With just thirty days to strike a trade deal with the EU, the government has been warned that the “worst case scenario” would be “catastrophic” – with supply chains severed and business battered.
“Business is not ready for Brexit,” the Road Haulage Association’s Rod McKenzie told Times Radio. “It’s not their fault, but I suspect they’re being lined up for the blame.
“The best case scenario is it will be shambolic. The worst case scenario is it will be catastrophic. Supply chains stop,” he added.
The apocalyptic warning comes amid warnings from the UK’s fiscal watchdog that a no-deal Brexit would hammer sectors that have, so far, proved relatively resilient to the coronavirus pandemic.
The Office for Budget Responsibility (OBR) told MPs that failure to agree a deal would impact firms that are helping the economy through the coronavirus crisis – such as manufacturers, financial services and agriculture.

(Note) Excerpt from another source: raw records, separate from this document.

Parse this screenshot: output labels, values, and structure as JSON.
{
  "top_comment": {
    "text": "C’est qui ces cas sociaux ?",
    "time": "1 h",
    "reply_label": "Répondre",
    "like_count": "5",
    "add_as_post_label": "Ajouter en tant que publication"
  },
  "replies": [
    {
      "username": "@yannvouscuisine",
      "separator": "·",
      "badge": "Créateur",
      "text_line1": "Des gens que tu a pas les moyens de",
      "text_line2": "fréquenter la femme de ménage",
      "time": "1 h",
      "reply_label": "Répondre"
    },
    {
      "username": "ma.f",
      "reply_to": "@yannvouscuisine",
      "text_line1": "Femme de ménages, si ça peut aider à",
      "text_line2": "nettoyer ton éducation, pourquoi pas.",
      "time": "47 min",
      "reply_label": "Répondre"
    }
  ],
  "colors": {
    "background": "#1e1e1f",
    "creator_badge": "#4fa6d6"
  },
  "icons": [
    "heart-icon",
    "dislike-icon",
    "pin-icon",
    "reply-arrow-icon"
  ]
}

It would lead to further job losses and an additional impact to UK activity at a time when the economy is already facing the biggest plunge in output for more than 300 years.
In a hearing with the Treasury Select Committee, the OBR said a no-deal Brexit would be at least as damaging as the long-term impact of Covid-19 on the economy.
It added that the economic impact would be “widespread”, meaning few sectors are spared being dealt a blow by the pandemic on one side and a no-deal Brexit on the other.
OBR chair Richard Hughes said: “Covid affects the non-tradeable sectors of the economy, whereas Brexit affects the tradeable goods sectors.”
He added: “Were we to leave the EU without a deal, these are the sectors that would be hit hardest by the fact they lose access to a very important market to them, which is the EU.”
The comments come after the OBR warned in its economic and fiscal outlook alongside last week’s spending review that a no-deal Brexit could wipe another 2 per cent off the economy next year and lead to a long-term decline in gross domestic product (GDP), a measure of the size of the economy.
In the hearing, OBR member Sir Charlie Bean said: “The nature of the Brexit shock is one that requires further restructuring of the British economy.
“Some parts that are no longer so profitable will have to downsize, other areas will need to expand as a result of the changed terms of trade with the European Union.
“People will lose their jobs in their declining industries before the new jobs are created in the ones that will expand, so there will be a period where unemployment needs to rise temporarily alongside that necessary restructuring.
“That’s pretty much unavoidable with something like Brexit.”
The OBR has predicted that the economy will suffer a 4 per cent drop in output over the long-term from Brexit, even if the UK and EU sign a free trade deal.
But it said if the UK is set to revert to World Trade Organisation terms with its largest trading partner, it would reduce GDP by a further 2 per cent in 2021, on top of the havoc wreaked by coronavirus.